The German broadcaster Deutsche Welle has reported that the German authorities are expected to make a decision in two weeks, when the conference of regional interior ministers takes place.
Over the last few months, protests against Angela Merkel’s refugee policy have shaken several towns throughout Germany. They were prompted by acts of violence including gang rape and murder, allegedly perpetrated by migrants. In late October, thousands rallied in Freiburg after seven Syrians have been arrested on suspicion of raping an 18-year-old student. In September, the German city of Chemnitz was rocked by anti-immigrant protests, led by right-wing activists, after a local carpenter was allegedly stabbed to death by a migrant from Syria and another from Iraq following an altercation at a music festival.
Deportation to Syria on Pause
The temporary deportation ban is due to expire on December 31, 2018. It was first introduced in 2012, a year after the civil war in Syria broke out, and subsequently prolonged by regional interior ministers. It was last extended in 2017, although Bavaria and Saxony voiced a desire to lift the moratorium in mid-2018, if security conditions in Syria allow.
Saxony’s Interior Minister Roland Woeller from Angela Merkel’s Christian Democratic Union and his Bavarian counterpart Joachim Herrmann (CSU) have backed the revived initiative to deport criminals.
"As soon as the security situation allows, there should be an option to send people who pose a danger to the public and also criminals to Syria," Woeller told the media.
He stated that the interior ministers will consider the latest report issued by Germany’s Foreign Minister. It characterised the current situation in Syria as "complex, still difficult and volatile," a description which was applied both to territories controlled by militants and to regions where Damascus has reintroduced the rule of law.
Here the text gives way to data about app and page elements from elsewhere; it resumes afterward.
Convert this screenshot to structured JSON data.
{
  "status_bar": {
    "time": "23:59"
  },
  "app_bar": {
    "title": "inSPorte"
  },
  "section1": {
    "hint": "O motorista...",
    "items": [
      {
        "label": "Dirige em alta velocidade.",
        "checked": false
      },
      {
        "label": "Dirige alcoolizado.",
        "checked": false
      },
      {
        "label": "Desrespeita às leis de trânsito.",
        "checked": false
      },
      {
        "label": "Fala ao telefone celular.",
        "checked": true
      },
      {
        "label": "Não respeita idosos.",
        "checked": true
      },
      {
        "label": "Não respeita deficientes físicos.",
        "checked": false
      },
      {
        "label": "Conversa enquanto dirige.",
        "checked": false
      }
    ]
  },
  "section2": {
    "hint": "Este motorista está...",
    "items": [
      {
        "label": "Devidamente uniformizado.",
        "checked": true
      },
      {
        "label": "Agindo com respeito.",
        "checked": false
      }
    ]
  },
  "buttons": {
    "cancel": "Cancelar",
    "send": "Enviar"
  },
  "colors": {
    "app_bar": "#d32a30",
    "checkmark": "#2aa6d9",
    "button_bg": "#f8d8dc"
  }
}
Spiegel reports that almost all Syrians in Germany currently receive refugee status, as only 52 out of approximately 22,500 applications were rejected in 2018. Syrians constitute the lion's share of all applicants seeking asylum in Germany. According to the Federal Office for Migration and Refugees (BAMF), nearly 34,000 claims out of the total number of 124,000 have been filed by migrants from this Arab Republic.
Germany took in 325,400 refugees in 2017, who accounted for almost 60 percent of the 540,000 migrants who were resettled last year in Europe. The statistics office said that about 33 percent of the migrants were from Syria.